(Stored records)
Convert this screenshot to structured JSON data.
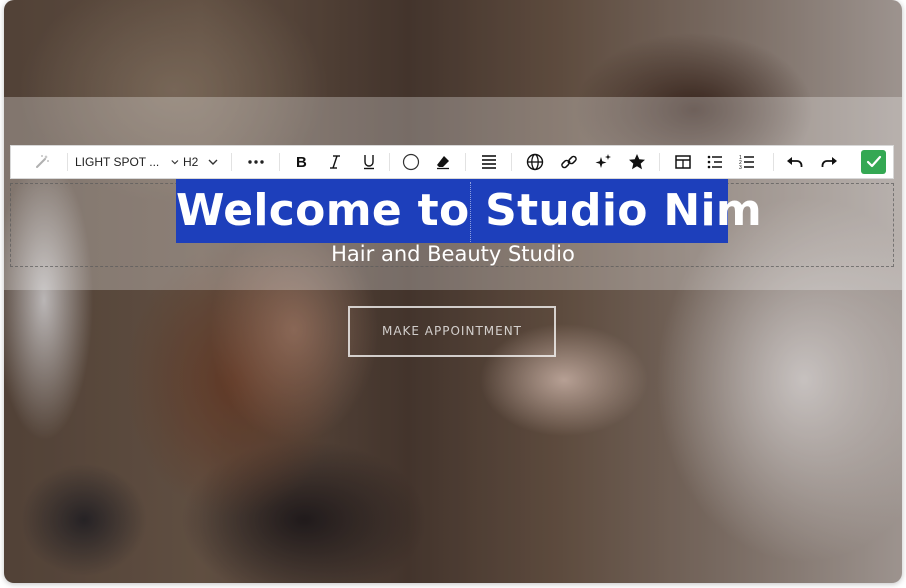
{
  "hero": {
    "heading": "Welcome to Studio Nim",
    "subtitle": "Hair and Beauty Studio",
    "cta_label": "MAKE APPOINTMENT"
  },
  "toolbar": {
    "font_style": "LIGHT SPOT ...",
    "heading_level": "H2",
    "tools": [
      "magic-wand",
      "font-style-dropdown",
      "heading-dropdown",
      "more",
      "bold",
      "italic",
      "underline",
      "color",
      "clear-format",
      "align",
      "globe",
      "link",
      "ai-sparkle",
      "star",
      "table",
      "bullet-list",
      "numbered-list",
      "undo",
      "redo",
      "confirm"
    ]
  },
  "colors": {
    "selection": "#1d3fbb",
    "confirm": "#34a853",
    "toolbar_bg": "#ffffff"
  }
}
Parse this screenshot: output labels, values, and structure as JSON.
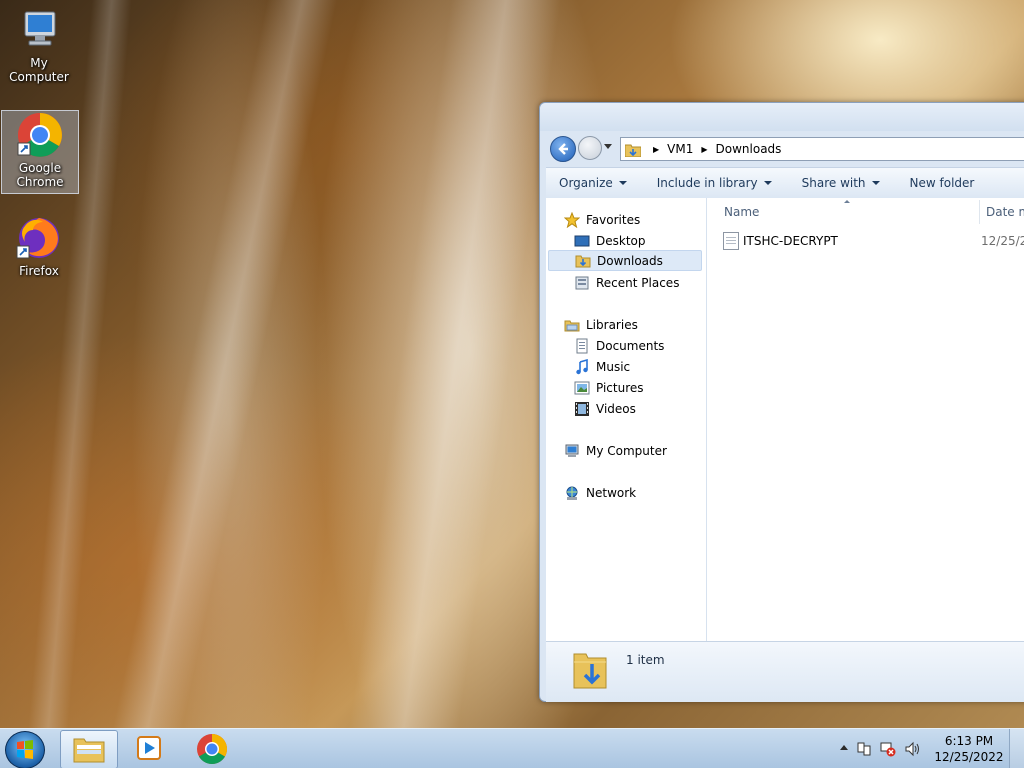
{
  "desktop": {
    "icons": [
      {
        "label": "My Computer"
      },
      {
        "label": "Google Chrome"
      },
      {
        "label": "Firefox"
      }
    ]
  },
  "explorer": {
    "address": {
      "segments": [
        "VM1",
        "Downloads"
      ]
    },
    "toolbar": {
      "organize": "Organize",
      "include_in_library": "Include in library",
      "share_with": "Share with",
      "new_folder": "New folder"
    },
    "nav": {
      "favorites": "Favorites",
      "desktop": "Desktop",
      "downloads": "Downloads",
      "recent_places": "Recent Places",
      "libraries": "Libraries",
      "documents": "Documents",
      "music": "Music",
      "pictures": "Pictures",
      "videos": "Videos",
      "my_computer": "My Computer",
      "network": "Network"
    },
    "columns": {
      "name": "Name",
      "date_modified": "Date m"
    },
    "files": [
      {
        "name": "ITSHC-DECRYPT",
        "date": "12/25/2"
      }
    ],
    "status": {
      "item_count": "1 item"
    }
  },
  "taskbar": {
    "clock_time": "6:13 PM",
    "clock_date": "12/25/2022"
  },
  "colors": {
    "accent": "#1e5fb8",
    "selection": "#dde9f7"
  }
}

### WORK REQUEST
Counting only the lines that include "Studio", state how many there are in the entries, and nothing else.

### EXERCISE SOLUTION
2